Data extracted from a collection
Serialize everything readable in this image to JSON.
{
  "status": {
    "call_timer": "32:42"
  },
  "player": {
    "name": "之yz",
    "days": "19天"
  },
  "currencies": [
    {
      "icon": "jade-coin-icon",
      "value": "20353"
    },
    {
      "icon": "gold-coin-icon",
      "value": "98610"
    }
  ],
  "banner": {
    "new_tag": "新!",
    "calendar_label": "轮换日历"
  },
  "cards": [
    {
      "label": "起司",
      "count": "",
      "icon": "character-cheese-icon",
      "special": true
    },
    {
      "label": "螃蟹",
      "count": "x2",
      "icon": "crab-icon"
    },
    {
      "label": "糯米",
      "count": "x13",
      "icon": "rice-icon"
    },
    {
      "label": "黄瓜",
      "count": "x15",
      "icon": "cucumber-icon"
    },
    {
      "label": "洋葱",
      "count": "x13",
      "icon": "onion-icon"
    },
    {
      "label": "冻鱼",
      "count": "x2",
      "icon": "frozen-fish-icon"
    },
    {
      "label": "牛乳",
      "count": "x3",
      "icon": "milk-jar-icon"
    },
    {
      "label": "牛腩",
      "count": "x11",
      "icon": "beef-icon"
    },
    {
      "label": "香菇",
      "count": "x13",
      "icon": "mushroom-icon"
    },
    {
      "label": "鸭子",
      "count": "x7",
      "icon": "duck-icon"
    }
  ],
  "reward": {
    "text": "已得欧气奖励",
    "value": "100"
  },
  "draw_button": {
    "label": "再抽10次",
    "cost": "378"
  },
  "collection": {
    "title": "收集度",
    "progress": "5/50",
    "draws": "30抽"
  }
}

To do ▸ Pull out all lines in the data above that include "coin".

Written response ▸
      "icon": "jade-coin-icon",
      "icon": "gold-coin-icon",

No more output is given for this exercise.